|August 7, 2002|
Smart growth initiatives good, mixed-use developments better
Inman News Features
An article published in the July issue of Urban Land magazine argues that the nation has too many suburbs, that the suburbs fail to elicit a feeling of community and contribute to such quality-of-life ills as traffic, pollution and environmental degradation and that smart growth initiatives are a solution for only a small number of these communities.
In the article,Reinventing Suburbia, author Paris Ruthford touts revitalization efforts with a focus on mixed-used developments as a possible solution to blighted suburban communities.
"There is no 'one-size-fits-all' answer," Ruthford wrote. "Solutions must deal with individual realities of the suburban condition multiple fragmented ownership, investment structures that provide cash flow with no apparent motivation for change, engineering-driven design rationale, the not-in-my-backyard mentality, outdated zoning and reentitlement processes, well-intentioned but poorly informed leadership, and, in many cases, an aging physical environment in which the whole is definitely not greater than the sum of its parts."
The article states that successful suburban developments tend to be mixed-use programs in which no single land use dominates the central community experience.
Areas that could be revitalized in this way are the new office park, the new mall, main street redevelopment and the resuscitated corridor, according to the article.
Because traditional, single-use office parks fail to provide the amenities necessary to retain a desired employee base, redevelopment of the structures should include nearby mixed-use projects that offer shopping, dining, hospitality, housing and health care, according to the article.
Redevelopment of malls also should include the implementation of various mixed-use developments, including housing and hospitality, and the massive structures, which typically have stood detached from the communities they serve, should be reintegrated with the communities, according to the article.
The success of main street revitalization lies in the development of the spaces between the buildings, which also should focus on mixed-use development and overall integration into the surrounding neighborhoods, according to the article.
The redevelopment of the resuscitated corridor poses the greatest challenge for older suburbia because neighboring residential communities tend to view the plans as potentially having a negative impact on property values, according to the article.

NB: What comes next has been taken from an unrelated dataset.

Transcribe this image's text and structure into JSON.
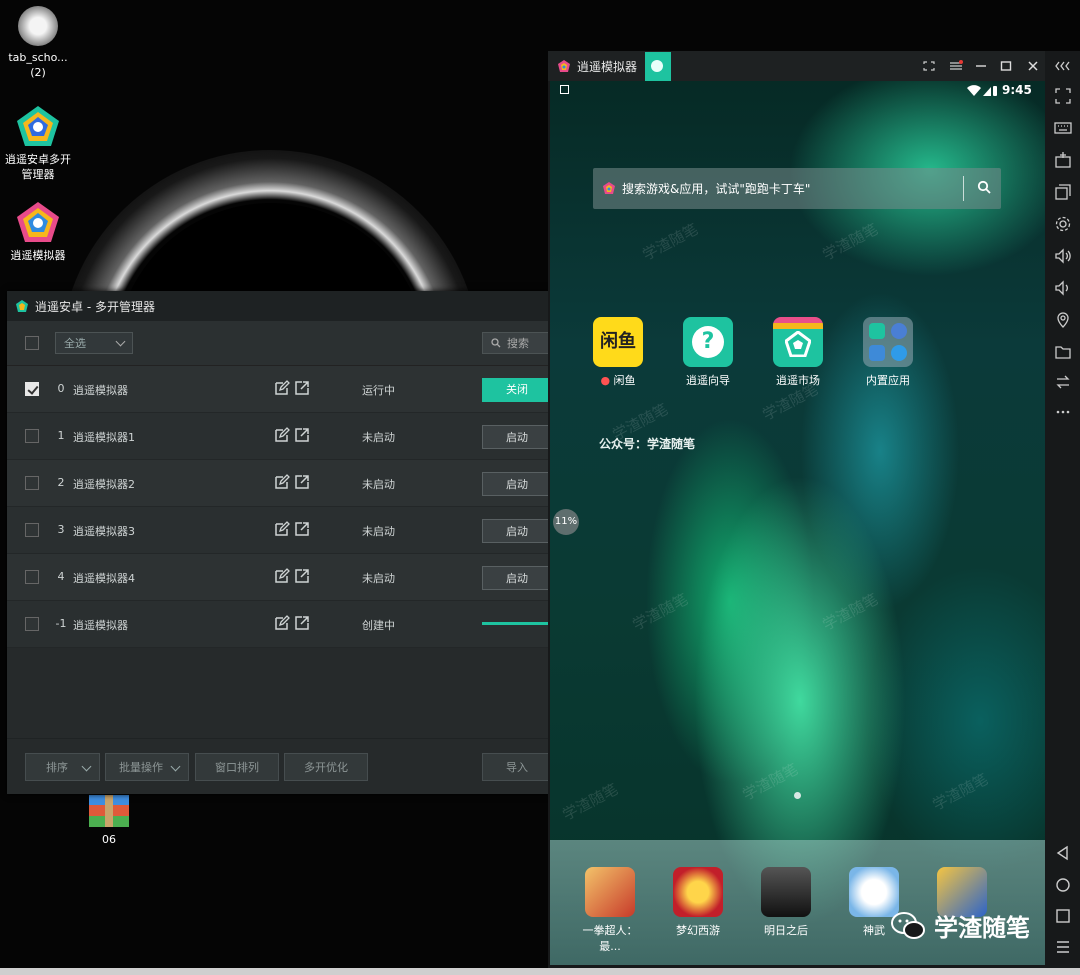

Using government subsidies to purchase the most troubled properties and converting them into high-density residential developments or parks is a solution posed by Ruthford.
Copyright: Inman News Service